■ **TRY IT**
Every line below that has the string "true" needs to be copied.

[[ SOURCE MATERIAL, beginning ]]

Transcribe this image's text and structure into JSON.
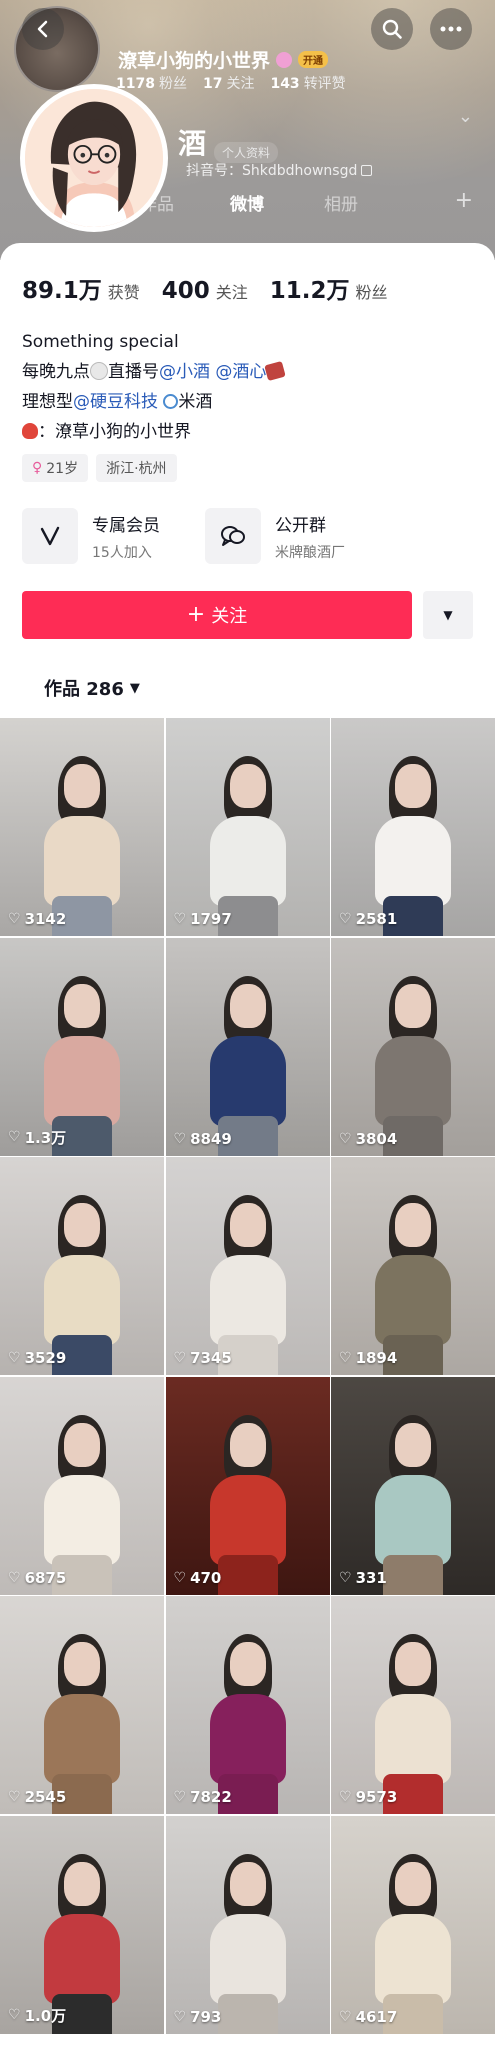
{
  "header": {
    "name": "潦草小狗的小世界",
    "open_badge": "开通",
    "mini_stats": [
      {
        "value": "1178",
        "label": "粉丝"
      },
      {
        "value": "17",
        "label": "关注"
      },
      {
        "value": "143",
        "label": "转评赞"
      }
    ],
    "ghost_name": "酒",
    "ghost_tag": "个人资料",
    "douyin_id": "抖音号：Shkdbdhownsgd",
    "ghost_tabs": [
      "作品",
      "微博",
      "相册"
    ]
  },
  "stats": [
    {
      "value": "89.1万",
      "label": "获赞"
    },
    {
      "value": "400",
      "label": "关注"
    },
    {
      "value": "11.2万",
      "label": "粉丝"
    }
  ],
  "bio": {
    "line1": "Something special",
    "line2_a": "每晚九点",
    "line2_b": "直播号",
    "line2_link1": "@小酒",
    "line2_link2": "@酒心",
    "line3_a": "理想型",
    "line3_link": "@硬豆科技",
    "line3_b": "米酒",
    "line4": "：潦草小狗的小世界"
  },
  "tags": {
    "age": "21岁",
    "location": "浙江·杭州"
  },
  "features": {
    "member_title": "专属会员",
    "member_sub": "15人加入",
    "group_title": "公开群",
    "group_sub": "米牌酿酒厂"
  },
  "follow_button": "关注",
  "works_tab": "作品 286",
  "videos": [
    {
      "likes": "3142",
      "top": "#d4d2cf",
      "bottom": "#a9a7a5",
      "outfit": "#e9d9c6",
      "pants": "#8e96a3"
    },
    {
      "likes": "1797",
      "top": "#cfcfce",
      "bottom": "#b3b2b0",
      "outfit": "#ecece9",
      "pants": "#8d8d8f"
    },
    {
      "likes": "2581",
      "top": "#cac9c8",
      "bottom": "#a6a5a4",
      "outfit": "#f3f1ee",
      "pants": "#2f3b56"
    },
    {
      "likes": "1.3万",
      "top": "#c8c7c5",
      "bottom": "#9f9d9b",
      "outfit": "#d9a9a0",
      "pants": "#4d5a6b"
    },
    {
      "likes": "8849",
      "top": "#c5c3c1",
      "bottom": "#9e9c99",
      "outfit": "#273a6e",
      "pants": "#737b88"
    },
    {
      "likes": "3804",
      "top": "#c3c0bd",
      "bottom": "#a39f9b",
      "outfit": "#7d7670",
      "pants": "#6f6a66"
    },
    {
      "likes": "3529",
      "top": "#d7d4d2",
      "bottom": "#b6b2af",
      "outfit": "#e8dcc4",
      "pants": "#3b4a66"
    },
    {
      "likes": "7345",
      "top": "#d4d2d1",
      "bottom": "#bcb9b7",
      "outfit": "#ece8e2",
      "pants": "#d5d0ca"
    },
    {
      "likes": "1894",
      "top": "#cbc7c3",
      "bottom": "#aca7a2",
      "outfit": "#7c735f",
      "pants": "#6a6253"
    },
    {
      "likes": "6875",
      "top": "#d8d5d3",
      "bottom": "#bebab7",
      "outfit": "#f3ede3",
      "pants": "#c9c2b9"
    },
    {
      "likes": "470",
      "top": "#6b2b22",
      "bottom": "#3e1611",
      "outfit": "#c7372c",
      "pants": "#8d231c"
    },
    {
      "likes": "331",
      "top": "#4d4843",
      "bottom": "#2e2a27",
      "outfit": "#a9c8c2",
      "pants": "#8e7c6a"
    },
    {
      "likes": "2545",
      "top": "#d9d6d3",
      "bottom": "#c0bcb8",
      "outfit": "#9b7658",
      "pants": "#8b6a4f"
    },
    {
      "likes": "7822",
      "top": "#d2d0ce",
      "bottom": "#b8b5b3",
      "outfit": "#86205c",
      "pants": "#7a1d52"
    },
    {
      "likes": "9573",
      "top": "#d6d3d1",
      "bottom": "#bdb8b5",
      "outfit": "#ece1d2",
      "pants": "#b22d2d"
    },
    {
      "likes": "1.0万",
      "top": "#c9c6c3",
      "bottom": "#a8a4a0",
      "outfit": "#c23a3f",
      "pants": "#2c2c2c"
    },
    {
      "likes": "793",
      "top": "#d3d1cf",
      "bottom": "#b7b4b2",
      "outfit": "#e9e4de",
      "pants": "#bbb5ae"
    },
    {
      "likes": "4617",
      "top": "#d6d2cc",
      "bottom": "#bcb6ae",
      "outfit": "#ede3d2",
      "pants": "#c9bca9"
    }
  ]
}
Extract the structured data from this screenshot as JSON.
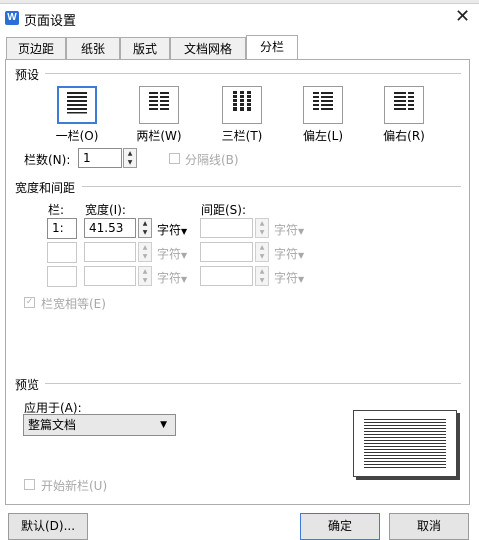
{
  "window": {
    "title": "页面设置"
  },
  "tabs": [
    {
      "label": "页边距"
    },
    {
      "label": "纸张"
    },
    {
      "label": "版式"
    },
    {
      "label": "文档网格"
    },
    {
      "label": "分栏",
      "active": true
    }
  ],
  "preset": {
    "heading": "预设",
    "options": [
      {
        "label": "一栏(O)",
        "icon": "one-column-icon",
        "selected": true
      },
      {
        "label": "两栏(W)",
        "icon": "two-columns-icon"
      },
      {
        "label": "三栏(T)",
        "icon": "three-columns-icon"
      },
      {
        "label": "偏左(L)",
        "icon": "left-column-icon"
      },
      {
        "label": "偏右(R)",
        "icon": "right-column-icon"
      }
    ],
    "column_count_label": "栏数(N):",
    "column_count_value": "1",
    "separator_label": "分隔线(B)"
  },
  "width_spacing": {
    "heading": "宽度和间距",
    "col_header": "栏:",
    "width_header": "宽度(I):",
    "spacing_header": "间距(S):",
    "rows": [
      {
        "col": "1:",
        "width": "41.53",
        "width_unit": "字符",
        "spacing": "",
        "spacing_unit": "字符",
        "enabled": true
      },
      {
        "col": "",
        "width": "",
        "width_unit": "字符",
        "spacing": "",
        "spacing_unit": "字符",
        "enabled": false
      },
      {
        "col": "",
        "width": "",
        "width_unit": "字符",
        "spacing": "",
        "spacing_unit": "字符",
        "enabled": false
      }
    ],
    "equal_width_label": "栏宽相等(E)"
  },
  "preview": {
    "heading": "预览",
    "apply_to_label": "应用于(A):",
    "apply_to_value": "整篇文档",
    "new_column_label": "开始新栏(U)"
  },
  "buttons": {
    "default": "默认(D)...",
    "ok": "确定",
    "cancel": "取消"
  },
  "colors": {
    "accent": "#3c7bd8",
    "app_icon": "#2b6fd6"
  }
}
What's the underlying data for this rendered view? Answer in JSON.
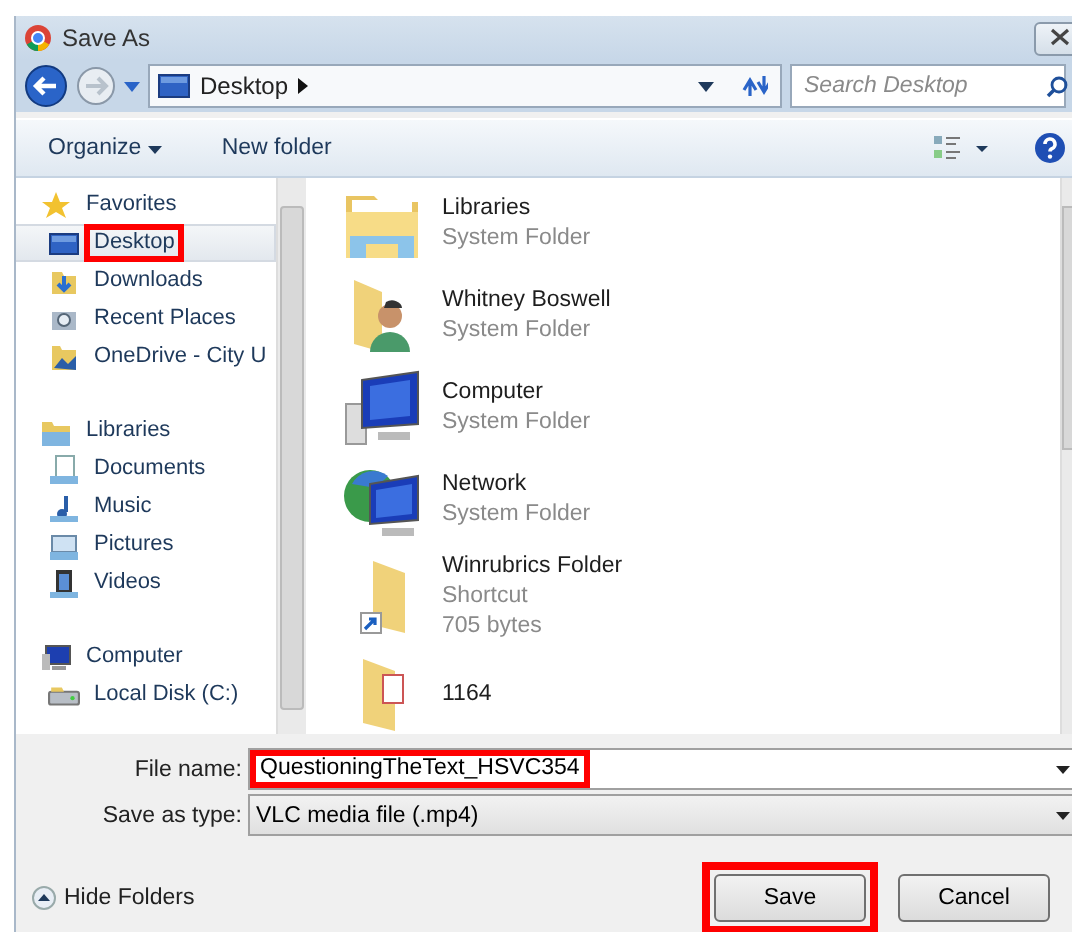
{
  "window": {
    "title": "Save As"
  },
  "navigation": {
    "address": "Desktop",
    "search_placeholder": "Search Desktop"
  },
  "toolbar": {
    "organize": "Organize",
    "new_folder": "New folder"
  },
  "sidebar": {
    "groups": [
      {
        "label": "Favorites",
        "kind": "favorites",
        "children": [
          {
            "label": "Desktop",
            "kind": "desktop",
            "selected": true,
            "highlighted": true
          },
          {
            "label": "Downloads",
            "kind": "downloads",
            "selected": false,
            "highlighted": false
          },
          {
            "label": "Recent Places",
            "kind": "recent",
            "selected": false,
            "highlighted": false
          },
          {
            "label": "OneDrive - City U",
            "kind": "folder",
            "selected": false,
            "highlighted": false
          }
        ]
      },
      {
        "label": "Libraries",
        "kind": "libraries",
        "children": [
          {
            "label": "Documents",
            "kind": "documents",
            "selected": false,
            "highlighted": false
          },
          {
            "label": "Music",
            "kind": "music",
            "selected": false,
            "highlighted": false
          },
          {
            "label": "Pictures",
            "kind": "pictures",
            "selected": false,
            "highlighted": false
          },
          {
            "label": "Videos",
            "kind": "videos",
            "selected": false,
            "highlighted": false
          }
        ]
      },
      {
        "label": "Computer",
        "kind": "computer",
        "children": [
          {
            "label": "Local Disk (C:)",
            "kind": "disk",
            "selected": false,
            "highlighted": false
          }
        ]
      }
    ]
  },
  "files": [
    {
      "name": "Libraries",
      "kind": "libraries",
      "details": [
        "System Folder"
      ]
    },
    {
      "name": "Whitney Boswell",
      "kind": "user",
      "details": [
        "System Folder"
      ]
    },
    {
      "name": "Computer",
      "kind": "computer",
      "details": [
        "System Folder"
      ]
    },
    {
      "name": "Network",
      "kind": "network",
      "details": [
        "System Folder"
      ]
    },
    {
      "name": "Winrubrics Folder",
      "kind": "shortcut",
      "details": [
        "Shortcut",
        "705 bytes"
      ]
    },
    {
      "name": "1164",
      "kind": "folder"
    }
  ],
  "form": {
    "file_name_label": "File name:",
    "file_name": "QuestioningTheText_HSVC354",
    "file_name_highlighted": true,
    "type_label": "Save as type:",
    "type": "VLC media file (.mp4)"
  },
  "footer": {
    "hide_folders": "Hide Folders",
    "buttons": [
      {
        "label": "Save",
        "highlighted": true
      },
      {
        "label": "Cancel",
        "highlighted": false
      }
    ]
  }
}
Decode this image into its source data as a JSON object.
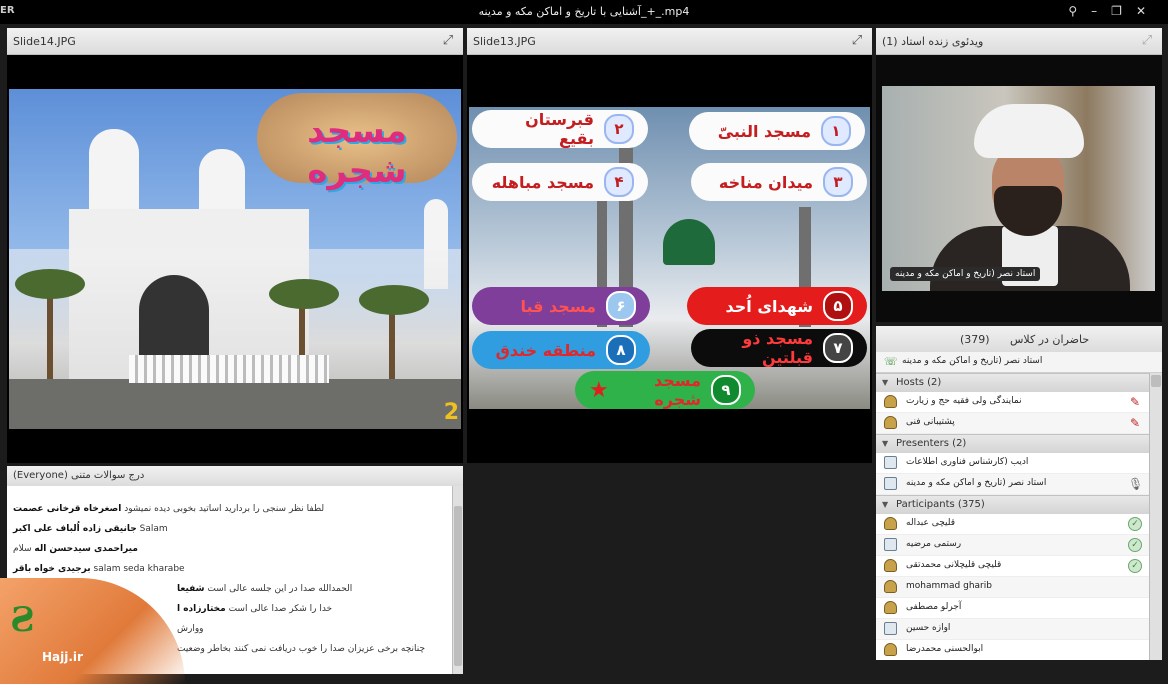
{
  "titlebar": {
    "left_label": "ER",
    "title": "آشنایی با تاریخ و اماکن مکه و مدینه_+_.mp4",
    "icons": [
      "pin-icon",
      "minimize-icon",
      "restore-icon",
      "close-icon"
    ]
  },
  "slide14": {
    "title": "Slide14.JPG",
    "heading": "مسجد شجره",
    "corner_number": "2"
  },
  "slide13": {
    "title": "Slide13.JPG",
    "items": [
      {
        "num": "۱",
        "label": "مسجد النبیّ"
      },
      {
        "num": "۲",
        "label": "قبرستان بقیع"
      },
      {
        "num": "۳",
        "label": "میدان مناخه"
      },
      {
        "num": "۴",
        "label": "مسجد مباهله"
      },
      {
        "num": "۵",
        "label": "شهدای اُحد"
      },
      {
        "num": "۶",
        "label": "مسجد قبا"
      },
      {
        "num": "۷",
        "label": "مسجد ذو قبلتین"
      },
      {
        "num": "۸",
        "label": "منطقه خندق"
      },
      {
        "num": "۹",
        "label": "مسجد شجره"
      }
    ]
  },
  "video": {
    "title": "ویدئوی زنده استاد  (1)",
    "caption": "استاد نصر (تاریخ و اماکن مکه و مدینه"
  },
  "chat": {
    "title": "درج سوالات متنی  (Everyone)",
    "lines": [
      {
        "sender": "",
        "text": "لطفا نظر سنجی را بردارید اساتید بخوبی دیده نمیشود",
        "name": "اصغرخاه قرخانی عصمت"
      },
      {
        "sender": "جانیقی زاده اُلباف علی اکبر",
        "text": "Salam"
      },
      {
        "sender": "میراحمدی سیدحسن اله",
        "text": "سلام"
      },
      {
        "sender": "برجیدی خواه باقر",
        "text": "salam seda kharabe"
      },
      {
        "sender": "",
        "text": "الحمدالله صدا در این جلسه عالی است",
        "name": "شفیعا"
      },
      {
        "sender": "",
        "text": "خدا را شکر صدا عالی است",
        "name": "مختارزاده ا"
      },
      {
        "sender": "",
        "text": "ووارش"
      },
      {
        "sender": "",
        "text": "چنانچه برخی عزیزان صدا را خوب دریافت نمی کنند بخاطر وضعیت"
      }
    ]
  },
  "attendees": {
    "title": "حاضران در کلاس",
    "count": "(379)",
    "speaker": "استاد نصر (تاریخ و اماکن مکه و مدینه",
    "hosts_label": "Hosts (2)",
    "hosts": [
      "نمایندگی ولی فقیه حج و زیارت",
      "پشتیبانی فنی"
    ],
    "presenters_label": "Presenters (2)",
    "presenters": [
      "ادیب (کارشناس فناوری اطلاعات",
      "استاد نصر (تاریخ و اماکن مکه و مدینه"
    ],
    "participants_label": "Participants (375)",
    "participants": [
      "قلیچی عبداله",
      "رستمی مرضیه",
      "قلیچی قلیچلانی محمدتقی",
      "mohammad gharib",
      "آجرلو مصطفی",
      "اوازه حسین",
      "ابوالحسنی محمدرضا"
    ]
  },
  "logo": {
    "text": "Hajj.ir"
  },
  "colors": {
    "active_border": "#39b54a",
    "pill_red": "#e41c1c",
    "pill_purple": "#7e3e9a",
    "pill_blue": "#2f9de0",
    "pill_green": "#2fb24a"
  }
}
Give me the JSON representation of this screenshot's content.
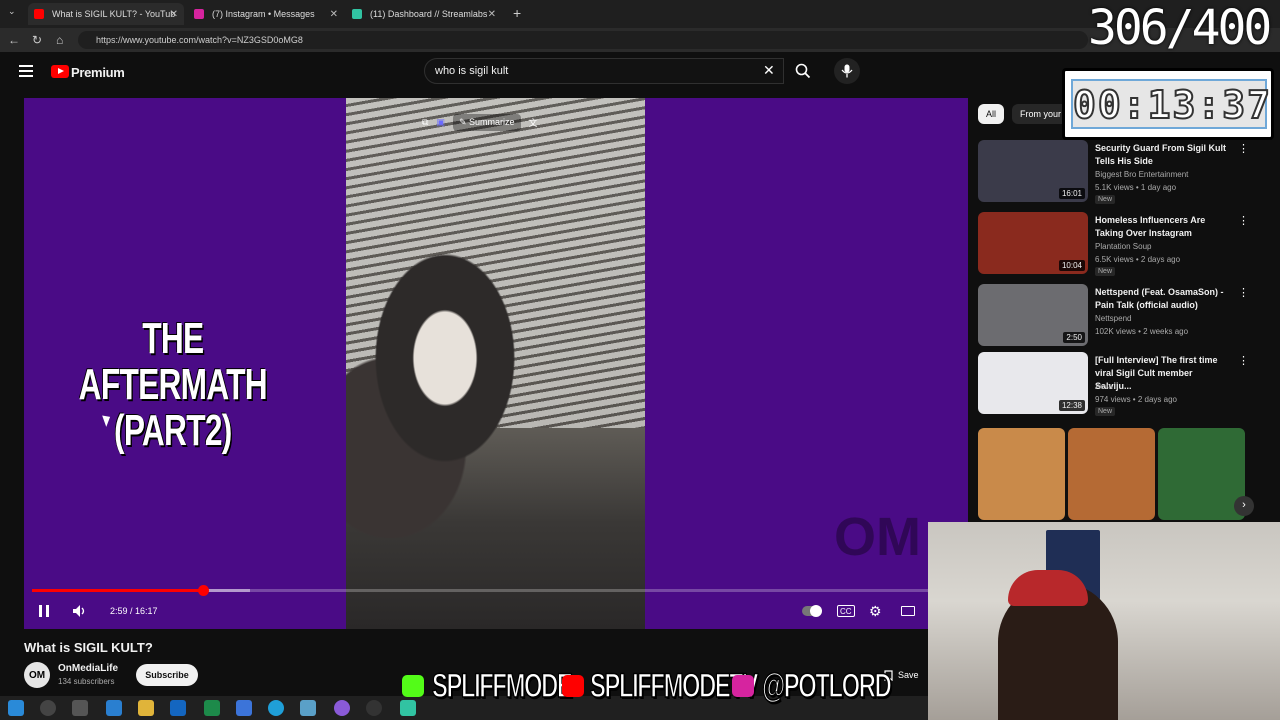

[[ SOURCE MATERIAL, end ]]

■ **REPLY TO THE TASK**
      "active": true
        "selected": true
        "enabled": true
            "selected": true,
            "highlighted": true
    "file_name_highlighted": true,
        "highlighted": true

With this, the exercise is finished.